"...The robustness of the bilateral alliance and the resilience of shared democratic values will be underscored, not to mention their firm deterrence posture against North Korea's belligerence. That hides the underneath simmering debate and uneasiness about President Donald Trump and the way he handles the North Korean issue.
As elsewhere, Trump is seen here as a very unusual U.S. president, who has engaged in a verbal diatribe and a war of words with North Korean leader Kim Jong-un. It even includes insinuations of war. At a recent U.N. meeting, Trump also spoke about "totally destroying" North Korea. That was quite an "anti-U.N." statement because the very founding spirit of the U.N. was to prevent the destruction of nations from wars.
Now, for the first time, we may have a U.S. president who is seen as a liability to world peace ― on par with North Korean leader Kim. There is an increasing fear that Trump might be a U.S. president who will start the Second Korean War. (There is even a view that it will likely lead to World War III.)
The U.S. under Trump's helm is increasingly seen not as a responsible adult superpower that assures the world of peace, but rather one that appears to be trying to find a "justifiable" way to start a war with North Korea. Make no mistake; we all know it's North Korea to blame for the root of the problem. But for a mature superpower such as the U.S., the international audience would also expect mature leadership in resolving the current tension.
America's regional allies, Seoul and Tokyo, are worried about the U.S. carrying out a preemptive strike without consulting them first. They are the ones that will face possible North Korean retaliation first if Washington bombs Pyongyang.
Against this backdrop, President Moon Jae-in has been under increasing pressure from his own supporters. They criticize Moon for following the lead of Trump's precarious muscular handling of the North Korea issue. There are also voices that call for Moon to "stand up" to Trump and say they are on the same page in terms of wanting to denuclearize North Korea but differ in their "methods" on how to do so.
The countervailing view is that it is still in South Korea's best interest to "appease" Trump (that includes accommodating his lack of public decorum) and make him feel good and pamper him with compliments. These individuals cite the cases of Japan's Shinzo Abe gratifying Trump with a golf outing or China's painstaking lobbying endeavor toward Trump's family members to contain his anti-China disposition. They claim that we live in "real politics," not in a vacuum.
During his visit to South Korea, Trump is scheduled to give a speech at the National Assembly. That will be his only major speech during his Asian tour that also includes Japan and China. What message he will deliver to the region will be keenly watched by both friends and foes. Some expect that Trump will use the occasion to "finally" announce his Asia policy. Many doubt, however, that he has one.
During his Seoul speech, Trump might feel unrestrained as he was during his horrendous U.N. speech and blurt out words such as "destroy" or "fire and fury" or insinuate some actions that "the world has never seen before." Whatever he says, his words, as representing the United States, will be closely watched and remembered.
There seems to be a lack of understanding in the American public sphere about how Trump's America is perceived in this part of the region.

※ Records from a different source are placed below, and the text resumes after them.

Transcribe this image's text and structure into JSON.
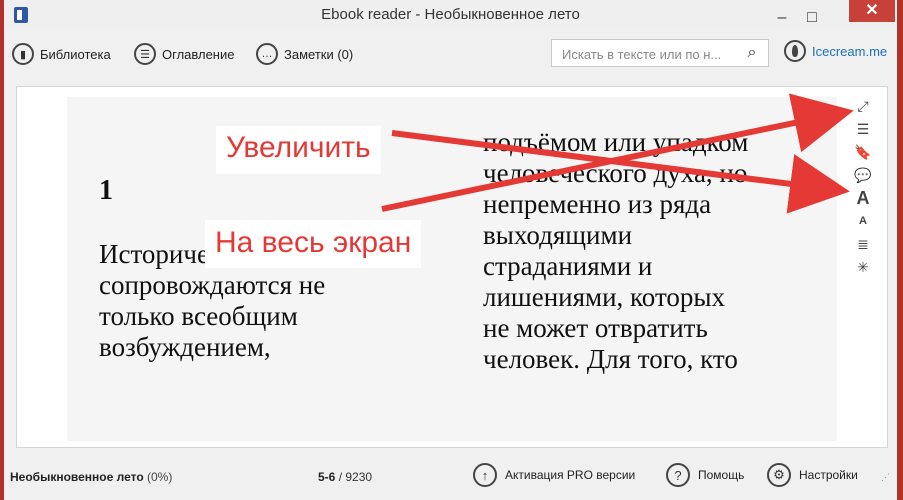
{
  "window": {
    "title": "Ebook reader - Необыкновенное лето",
    "min_icon": "–",
    "max_icon": "□",
    "close_icon": "✕"
  },
  "toolbar": {
    "library_label": "Библиотека",
    "contents_label": "Оглавление",
    "notes_label": "Заметки (0)",
    "search_placeholder": "Искать в тексте или по н...",
    "brand_label": "Icecream.me"
  },
  "book": {
    "chapter": "1",
    "left_lines": [
      "Исторические события",
      "сопровождаются не",
      "только всеобщим",
      "возбуждением,"
    ],
    "right_lines": [
      "подъёмом или упадком",
      "человеческого духа, но",
      "непременно из ряда",
      "выходящими",
      "страданиями и",
      "лишениями, которых",
      "не может отвратить",
      "человек. Для того, кто"
    ]
  },
  "annotations": {
    "zoom_label": "Увеличить",
    "fullscreen_label": "На весь экран",
    "color": "#e53935"
  },
  "side_tools": {
    "fullscreen": "⤢",
    "contents": "☰",
    "bookmark": "🔖",
    "notes": "💬",
    "font_up": "A",
    "font_down": "A",
    "text_layout": "≣",
    "brightness": "✳"
  },
  "status": {
    "book_title": "Необыкновенное лето",
    "progress": "(0%)",
    "current_pages": "5-6",
    "total_pages": "/ 9230",
    "pro_label": "Активация PRO версии",
    "help_label": "Помощь",
    "settings_label": "Настройки"
  }
}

It's a lot grimmer, like the world has never seen before. The personality traits and behavioral characteristics Trump represents are significant. It touches upon the American image, American values and the American reputation in the region.
Meanwhile, China sees its own "opportunity" in Trump as he undermines the very nation he claims to make great again. Trump should use his Asian tour and his major speech in Seoul as an opportunity to assure America's allies and preserve America's reputation. Otherwise, the "New Era," as Xi Jinping proclaimed at the recent Chinese Communist Party congress, may arrive in an expeditious manner.

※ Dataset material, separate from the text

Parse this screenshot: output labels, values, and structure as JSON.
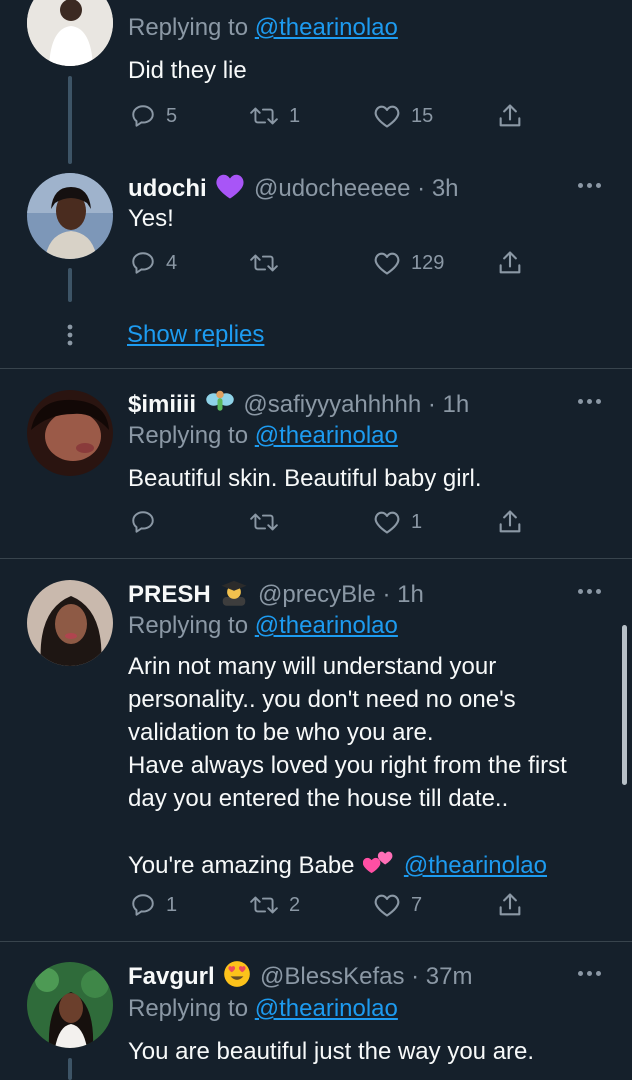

Francis Fukuyama once argued about "the end" of history, denoting the collapse of the Soviet Union. Today, we may ask the same question. "Whose" history?
Lee Seong-hyon, Ph.D., is a research fellow at the Sejong Institute. Reach him at email@example.com
Trump and the decline of U.S. image